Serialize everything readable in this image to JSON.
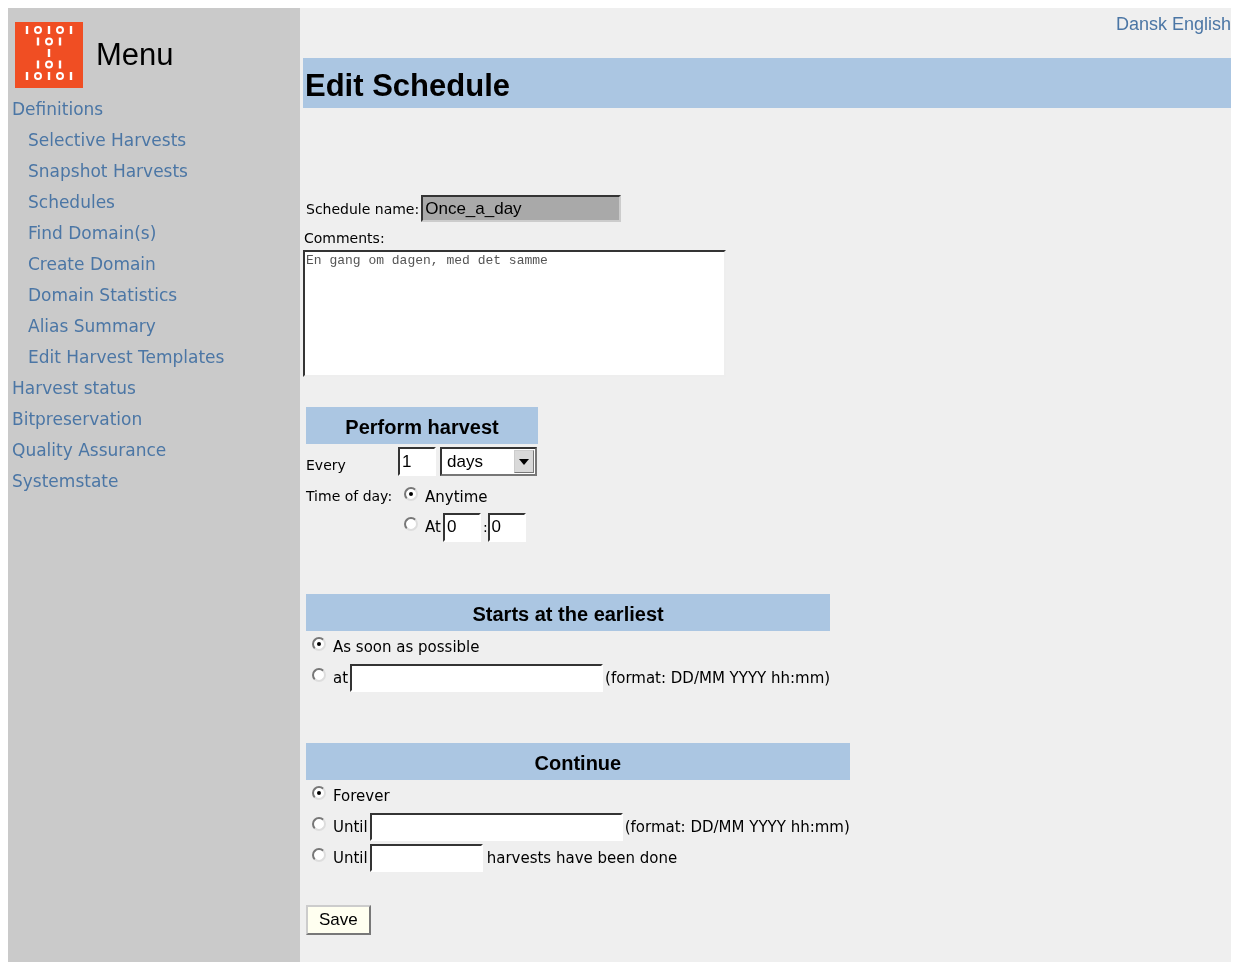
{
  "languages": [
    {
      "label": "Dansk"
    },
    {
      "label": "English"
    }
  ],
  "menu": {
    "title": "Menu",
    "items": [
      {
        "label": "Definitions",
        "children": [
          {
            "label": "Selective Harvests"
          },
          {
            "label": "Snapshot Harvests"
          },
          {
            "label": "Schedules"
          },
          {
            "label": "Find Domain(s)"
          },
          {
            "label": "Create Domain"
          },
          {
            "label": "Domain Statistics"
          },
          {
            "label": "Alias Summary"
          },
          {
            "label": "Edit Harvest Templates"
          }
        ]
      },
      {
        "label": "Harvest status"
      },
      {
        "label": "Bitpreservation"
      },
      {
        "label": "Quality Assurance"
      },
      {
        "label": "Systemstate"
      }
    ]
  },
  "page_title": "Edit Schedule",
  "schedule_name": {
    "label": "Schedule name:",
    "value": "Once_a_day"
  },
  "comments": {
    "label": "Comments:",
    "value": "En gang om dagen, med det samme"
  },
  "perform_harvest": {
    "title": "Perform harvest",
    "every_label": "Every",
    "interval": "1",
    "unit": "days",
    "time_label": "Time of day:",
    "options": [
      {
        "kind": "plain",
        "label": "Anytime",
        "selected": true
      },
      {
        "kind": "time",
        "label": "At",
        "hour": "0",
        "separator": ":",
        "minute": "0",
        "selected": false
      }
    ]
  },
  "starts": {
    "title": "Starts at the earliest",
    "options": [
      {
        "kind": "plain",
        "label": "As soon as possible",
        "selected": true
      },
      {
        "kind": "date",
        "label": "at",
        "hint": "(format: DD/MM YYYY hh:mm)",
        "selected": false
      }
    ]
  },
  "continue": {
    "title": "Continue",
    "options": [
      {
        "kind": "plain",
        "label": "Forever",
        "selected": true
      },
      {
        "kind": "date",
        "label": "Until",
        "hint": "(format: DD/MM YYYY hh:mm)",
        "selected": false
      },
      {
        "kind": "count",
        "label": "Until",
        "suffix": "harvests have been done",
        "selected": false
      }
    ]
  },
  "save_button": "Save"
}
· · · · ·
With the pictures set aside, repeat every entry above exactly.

Serialize everything readable in this image to JSON.
{
  "languages": [
    {
      "label": "Dansk"
    },
    {
      "label": "English"
    }
  ],
  "menu": {
    "title": "Menu",
    "items": [
      {
        "label": "Definitions",
        "children": [
          {
            "label": "Selective Harvests"
          },
          {
            "label": "Snapshot Harvests"
          },
          {
            "label": "Schedules"
          },
          {
            "label": "Find Domain(s)"
          },
          {
            "label": "Create Domain"
          },
          {
            "label": "Domain Statistics"
          },
          {
            "label": "Alias Summary"
          },
          {
            "label": "Edit Harvest Templates"
          }
        ]
      },
      {
        "label": "Harvest status"
      },
      {
        "label": "Bitpreservation"
      },
      {
        "label": "Quality Assurance"
      },
      {
        "label": "Systemstate"
      }
    ]
  },
  "page_title": "Edit Schedule",
  "schedule_name": {
    "label": "Schedule name:",
    "value": "Once_a_day"
  },
  "comments": {
    "label": "Comments:",
    "value": "En gang om dagen, med det samme"
  },
  "perform_harvest": {
    "title": "Perform harvest",
    "every_label": "Every",
    "interval": "1",
    "unit": "days",
    "time_label": "Time of day:",
    "options": [
      {
        "kind": "plain",
        "label": "Anytime",
        "selected": true
      },
      {
        "kind": "time",
        "label": "At",
        "hour": "0",
        "separator": ":",
        "minute": "0",
        "selected": false
      }
    ]
  },
  "starts": {
    "title": "Starts at the earliest",
    "options": [
      {
        "kind": "plain",
        "label": "As soon as possible",
        "selected": true
      },
      {
        "kind": "date",
        "label": "at",
        "hint": "(format: DD/MM YYYY hh:mm)",
        "selected": false
      }
    ]
  },
  "continue": {
    "title": "Continue",
    "options": [
      {
        "kind": "plain",
        "label": "Forever",
        "selected": true
      },
      {
        "kind": "date",
        "label": "Until",
        "hint": "(format: DD/MM YYYY hh:mm)",
        "selected": false
      },
      {
        "kind": "count",
        "label": "Until",
        "suffix": "harvests have been done",
        "selected": false
      }
    ]
  },
  "save_button": "Save"
}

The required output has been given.